I’ve been a member of the Loews Hotel Spa and Fitness center for over 15 years now. Part of the appeal to me is the quality and diversity of the people I meet, other members, but also their circle of friends.
This weekend I had the joyous opportunity to attend a reception for my friends Bert and Tery, who just got hitched, after 20+ years together. At the reception was a wide variety of people, I met educators with the STAR educational program that provides enrichment programs to schools and runs afterschool and summer programs. I chatted up other guests about their international travel and heard amazing tales of foreign lands.
But the one person who stood out for me the most was a young father who was there with his maybe 4 years old son. It was great to see this man being a positive role model for his child. As we chatted I learned his name is Skinner Myers. He’s an award winning filmmaker whose first feature film Drinking From The Well was a study of successful charitable efforts in Uganda and is available on Vimeo.com
As a hobbyist documentarian myself, this got my attention. Skinner attended the USC School of Cinematic Arts after graduating from Columbia. Currently he is a Clinical Assistant Professor at Loyola teaching film. I asked him what he’s currently working on, and he’s promoting his latest film Frank Embree, which is a short that is showing this Thursday at the Hollyshorts festival at the Chinese Theater in a program called Shorts Shot On Film.
The seven and a half minute short film stars Myers as the soon to be lynched Frank Embree. It shows the final few moments of a man who is being lynched by a mob in 1899. Myers was attending Columbia when during one of his classes he came across a photo of the soon to be hanged Embree looking directly in the camera. “He seemed worn-out and tired. There was a warm glow that surrounded the outer edges of the frame. We locked eyes for what seemed like minutes, but it had only been a few seconds. I could see his pain and even imagined what it would have been like to be inshi shoes at that very moment” Myers said.
The picture is of a naked black man in handcuffs, the wounds from his 140 or so lashings having carved deep gashes in his flesh. He is surrounded by white men who are lynching him for an alleged assault on a white girl. She begged her father to demand that his body not be shot or mutilated beyond the castration they had already inflicted.
Embree consented to confess his guilt, after the 140 or so lashes, if they promised not to burn him alive. A devil’s bargain if ever there was one.
The poignant short is a moving reminder of the horrors that humans inflicted, and continue to inflict upon each other. This 1899 lynching was nothing more than an “honor killing” of the day, designed to terrorize the black community and keep it subjugated. LIstening to Myers tell the background of both the lynching of Embree, and his own reaction to it, I couldn’t help but think that it wasn’t all that different than what we do today to “keep people in line.” Certainly the honor killings in Afghanistan, Pakistan and Europe, heck even here in America, are essentially designed to keep women “in line.” Is the coercive power of the District Attorney all that different on a young man when told that he can plead guilty to one charge and serve 5-10 years, or fight and possibly get a life sentence? In choosing to take the 5-10 year sentence, is his selecting a shorter pain, just to get it over with, so different from Embree confessing to a crime he claimed just hours prior that he didn’t commit, only to avoid the hell of being burned alive?
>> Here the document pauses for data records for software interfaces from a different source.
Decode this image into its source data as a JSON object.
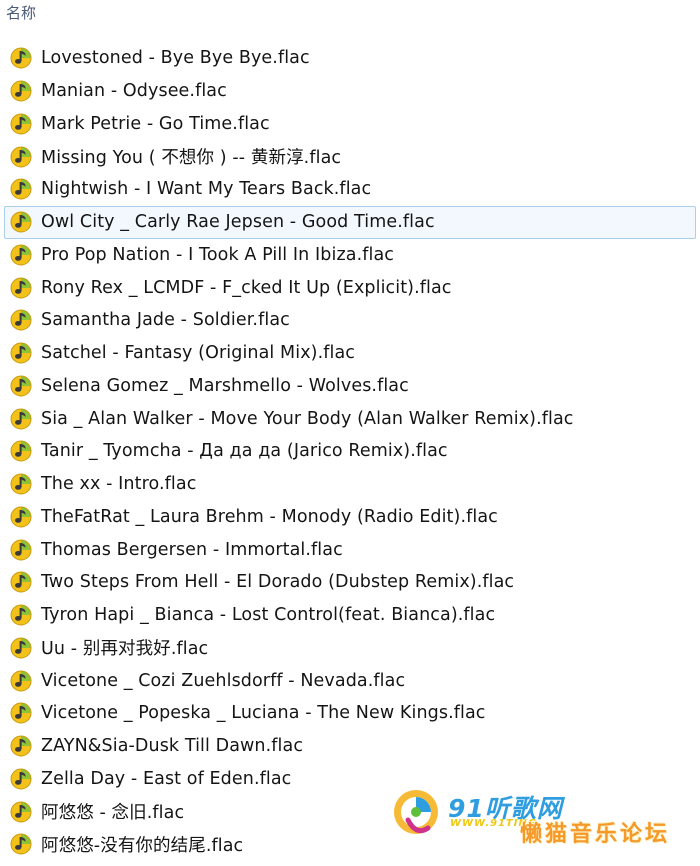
{
  "header": {
    "column_name": "名称"
  },
  "files": [
    {
      "name": "Lovestoned - Bye Bye Bye.flac",
      "selected": false
    },
    {
      "name": "Manian - Odysee.flac",
      "selected": false
    },
    {
      "name": "Mark Petrie - Go Time.flac",
      "selected": false
    },
    {
      "name": "Missing You ( 不想你 ) -- 黄新淳.flac",
      "selected": false
    },
    {
      "name": "Nightwish - I Want My Tears Back.flac",
      "selected": false
    },
    {
      "name": "Owl City _ Carly Rae Jepsen - Good Time.flac",
      "selected": true
    },
    {
      "name": "Pro Pop Nation - I Took A Pill In Ibiza.flac",
      "selected": false
    },
    {
      "name": "Rony Rex _ LCMDF - F_cked It Up (Explicit).flac",
      "selected": false
    },
    {
      "name": "Samantha Jade - Soldier.flac",
      "selected": false
    },
    {
      "name": "Satchel - Fantasy (Original Mix).flac",
      "selected": false
    },
    {
      "name": "Selena Gomez _ Marshmello - Wolves.flac",
      "selected": false
    },
    {
      "name": "Sia _ Alan Walker - Move Your Body (Alan Walker Remix).flac",
      "selected": false
    },
    {
      "name": "Tanir _ Tyomcha - Да да да (Jarico Remix).flac",
      "selected": false
    },
    {
      "name": "The xx - Intro.flac",
      "selected": false
    },
    {
      "name": "TheFatRat _ Laura Brehm - Monody (Radio Edit).flac",
      "selected": false
    },
    {
      "name": "Thomas Bergersen - Immortal.flac",
      "selected": false
    },
    {
      "name": "Two Steps From Hell - El Dorado (Dubstep Remix).flac",
      "selected": false
    },
    {
      "name": "Tyron Hapi _ Bianca - Lost Control(feat. Bianca).flac",
      "selected": false
    },
    {
      "name": "Uu - 别再对我好.flac",
      "selected": false
    },
    {
      "name": "Vicetone _ Cozi Zuehlsdorff - Nevada.flac",
      "selected": false
    },
    {
      "name": "Vicetone _ Popeska _ Luciana - The New Kings.flac",
      "selected": false
    },
    {
      "name": "ZAYN&Sia-Dusk Till Dawn.flac",
      "selected": false
    },
    {
      "name": "Zella Day - East of Eden.flac",
      "selected": false
    },
    {
      "name": "阿悠悠 - 念旧.flac",
      "selected": false
    },
    {
      "name": "阿悠悠-没有你的结尾.flac",
      "selected": false
    }
  ],
  "icons": {
    "file_type_icon": "audio-file-icon",
    "primary_color": "#f2c21b",
    "accent_color": "#5fbf3a"
  },
  "watermark": {
    "brand": "91听歌网",
    "url": "WWW.91TING",
    "forum": "懒猫音乐论坛"
  }
}
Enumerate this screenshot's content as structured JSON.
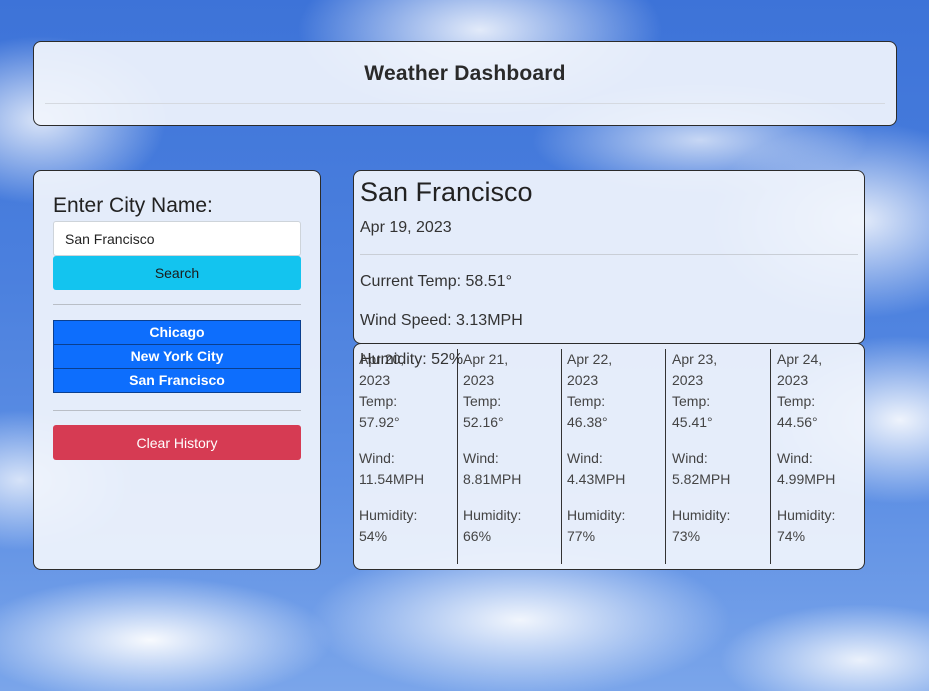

It’s appalling the hell that people do to each other. A quick perusal of lynching images on Google will demonstrate to you the horrors that have been perpetrated. And yet, what I have always found hypocritical, is that the mobs will hang the bloodied and burned, usually mutilated corpses for the public to see, but then put a loin cloth or covering over the genitals, as if seeing them would be shocking and obscene.
The final picture of Embree has him wrapped around his waist in some cloth, head askew, hanging from a tree, a crowd surrounding him. Myers used a different image to close his movie, one that I found much more poignant.
I recommend seeing it if you can. The HollyShorts Festival is this Thursday from 7:30 p.m. at the Chinese. Myers will also be showing his short at the Oceanside film festival this weekend if you’re able to make it.
We need to see these shocking, painful reminders of the horrors that people do. Especially now.